The teaching of Dependent Origination relates to nothing less than the metaphysics of causation.  The Sanskrit term, Pratiyasamutpada, is translated differently by various authors.  The term “Dependent Origination” is commonly used.1 2

The twelve links of Dependent Origination are:

Avidyā:  Ignorance, unknowing; not understanding the full meaning and implication of the Four Noble Truths.

Samskarā:  Kamma-productive mental tendencies or “activities;” habitual activities of the mind that are aligned to self-vew.

Vijñana:  Discriminative awareness or consciousness; the activity of the six senses, acting in a dualistic way, defining the subject as distinct from the object.

Nāma-Rūpa:  Name-and-form; feeling, perception, contact, volition, attention, and their objects.

Sadātayana:  The six senses; eye, ear, nose, tongue, body, and mind.

Sparśa:  Contact, impression; the mental impression of a thing, which arises dependent on feeling and perception.

Vedanā:  Feeling; painful, pleasant, neutral bodily or mental experiences.

Trsnā:  Craving, thirst; Instinctive desire–to have, to attain, to get away from experiences.

Upādanā:  Grasping, clinging; Leaning or feeding on sensual or mental experiences.

Bhava:  Becoming; Solidifying awareness into a fixed state of mind, one that seeks permanence.

Jāti:  Birth; the experience of being a separate entity in a temporal context.

Jarā-marana:  Aging, death, sorrow, lamentation, pain, grief, and despair; the sense of ego-loss, through physical death or the breaking up of the psychological foundations of the self.

The components of Dependent Origination in the can be thought of as a wheel,3 similar to process to the turning of the cycle of samsara. Even more helpfully, he explains the wheel of Dependent Origination in terms of a single human existence–from conception to death (including all the important pre-birth and post-death bits).

Three broad categories contain the twelve links of dependent origination. First is the Five Past Effects. These five effects are five stages of life. First is subconscious mind, which is an unborn being’s blind will toward life. Second is Name-Form. In this context, Name-Form emerges when mind and body first combine. Third, the six sense organs emerge and distinguish themselves. They are eyes, ears, nose, tongue, body, and mind. Fourth is the first few years of life. Fifth is perception, which equates to years three through five of childhood. These five stages represent the coming-together of effects from the past and from circumstances uncontrollable to the child.

Next come the Three Causes in the Present. First is Desire. Second is Cleaving.

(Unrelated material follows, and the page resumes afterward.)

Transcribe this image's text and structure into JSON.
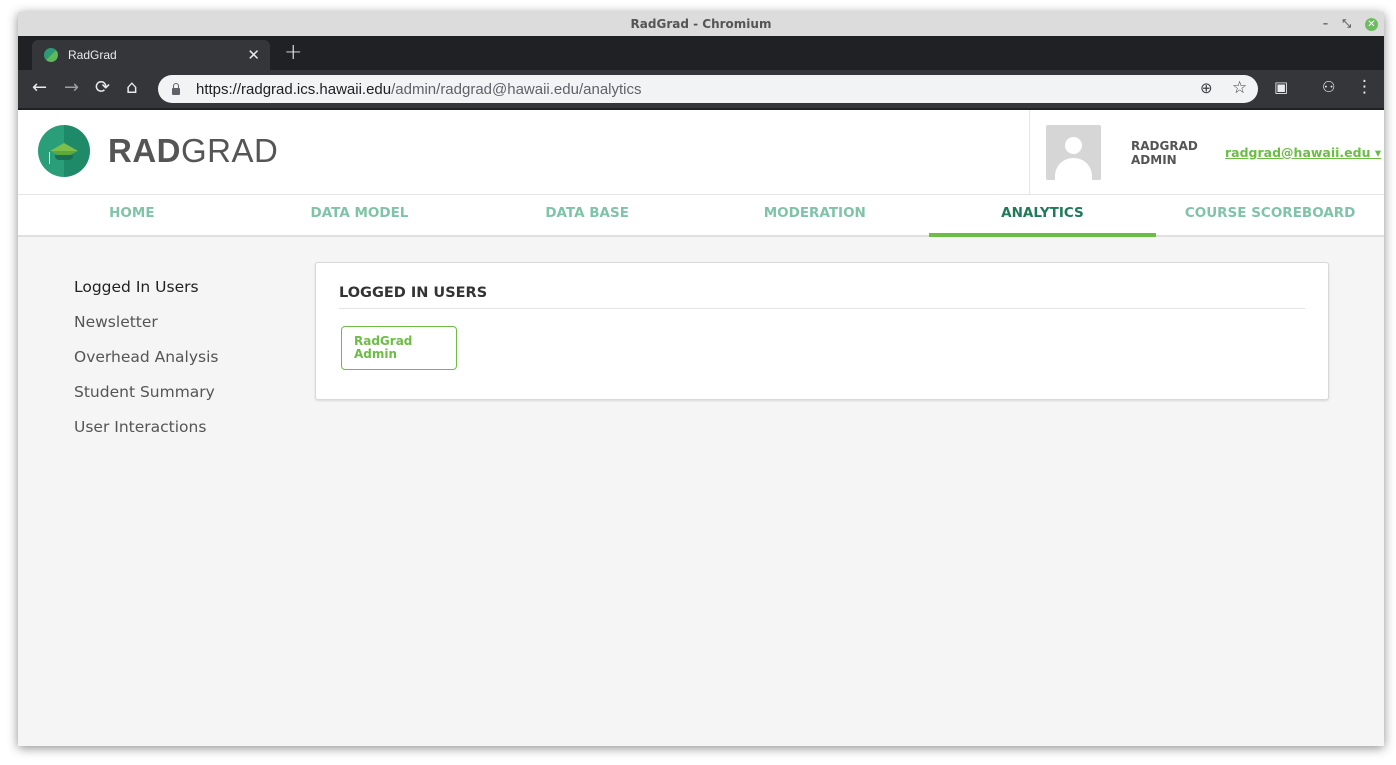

Third is Formation of Being.  Through perception a person has feelings (sorrow, happiness, etc.).  Desire arises in relation to pleasant feelings.  Cleaving is when we attach ourselves to the object of desire.  Formation of Being occurs when there is a link between the present feeling and the future.  Through desire and cleaving, we create existence (Formation of Being).

The two future stages are perhaps the most crucial of all:  Birth and Death.  The impressions accumulated throughout life cease at death, but they leave karmic imprints for the next chapter–a new Birth, perpetuating the entire cycle of Dependent Origination again through subconscious mind.  

Put more succinctly by a translator4 of the Heart Sutra:

Ignorance causes formative forces. Formative forces cause consciousness. Consciousness causes name-and-form. Name-and-form causes sense fields. Sense fields cause contact. Contact causes feeling. Feeling causes craving. Craving causes grasping. Grasping causes becoming. Becoming causes birth. Birth causes decay and death.

Pali:  Paṭiccasamuppāda
Sanskrit: Pratītyasamutpāda

2Sucitto, 2010, 62-63.
3Takakusu, 1947, 30-33.
4Tanahashi, 2014, 13.